Plant Health Problems
The disease problems on turnip are similar to those of other Brassica. See Crucifers for a detailed discussion of the common diseases of this host.
Most of the insects infesting cabbage will occasionally feed upon turnip. See Cabbage.
The most important aphid infesting turnip is the turnip aphid, Lipaphis erysimi. It occasionally causes considerable damage to turnips, especially rutabagas. Other aphids that sometimes infest turnip are the green peach aphid and the cabbage aphid. See the Aphid fact sheet.
Cabbage maggot, Delia radicum.
The roots and underground stems of early turnip may be tunnelled by small, legless, white maggots, which cause the plants to wilt and be stunted. This insect infests the stems of early set cabbage and other crucifers. As a rule, late-planted cabbage is not injured, but late radish and turnip may be damaged. The white maggots infest the stems just below the surface of the soil and infested plants may wilt and die. The gray flies, which look like small house flies, appear about the middle of May and the females lay eggs on the surface of the soil near the stem of the plant. There are three generations each year, and the insect overwinters as pupae in the soil.

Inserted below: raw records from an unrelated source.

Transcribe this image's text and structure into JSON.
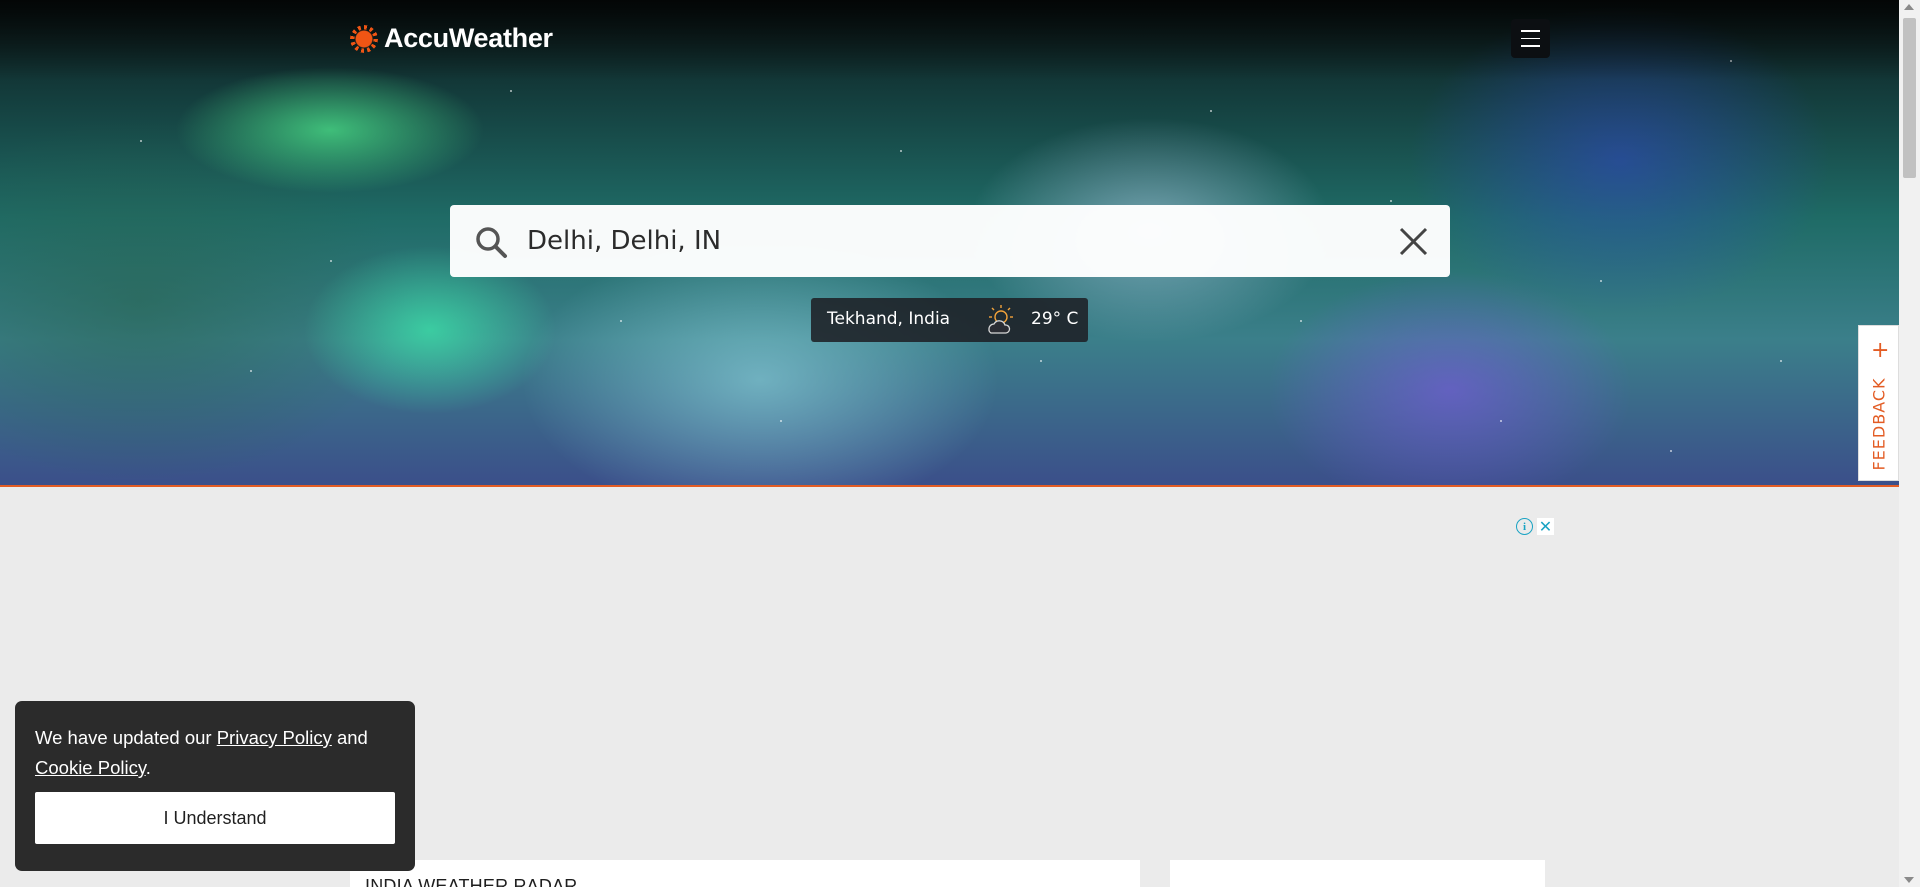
{
  "header": {
    "logo_text": "AccuWeather",
    "brand_color": "#f05514",
    "menu_icon": "hamburger-icon"
  },
  "search": {
    "value": "Delhi, Delhi, IN",
    "search_icon": "search-icon",
    "clear_icon": "close-icon"
  },
  "recent_location": {
    "name": "Tekhand, India",
    "temperature": "29° C",
    "weather_icon": "partly-sunny-icon"
  },
  "feedback": {
    "label": "FEEDBACK",
    "plus": "+"
  },
  "ad": {
    "info_icon": "info-icon",
    "close_icon": "close-icon"
  },
  "cards": {
    "radar_title": "INDIA WEATHER RADAR"
  },
  "cookie": {
    "text_before": "We have updated our ",
    "privacy_link": "Privacy Policy",
    "text_middle": " and ",
    "cookie_link": "Cookie Policy",
    "text_after": ".",
    "button_label": "I Understand"
  },
  "colors": {
    "accent": "#e35c24",
    "ad_accent": "#1aa3c3",
    "cookie_bg": "#2b2b2b"
  }
}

Covering plants with spun-bonded row cover or other fine-mesh material can keep the adult flies from being able to lay eggs on the plants. However, be careful to rotate the planting away from the ground where plants in the cabbage family have been grown before and to bury the edges of the cover. Beneficial nematodes that attack the maggots in the soil are available. Diazinon is registered for control of cabbage maggots in Connecticut. Consult the label for dosage rates, safety precautions, and preharvest intervals. When wilting or other damage is visible, it is already too late.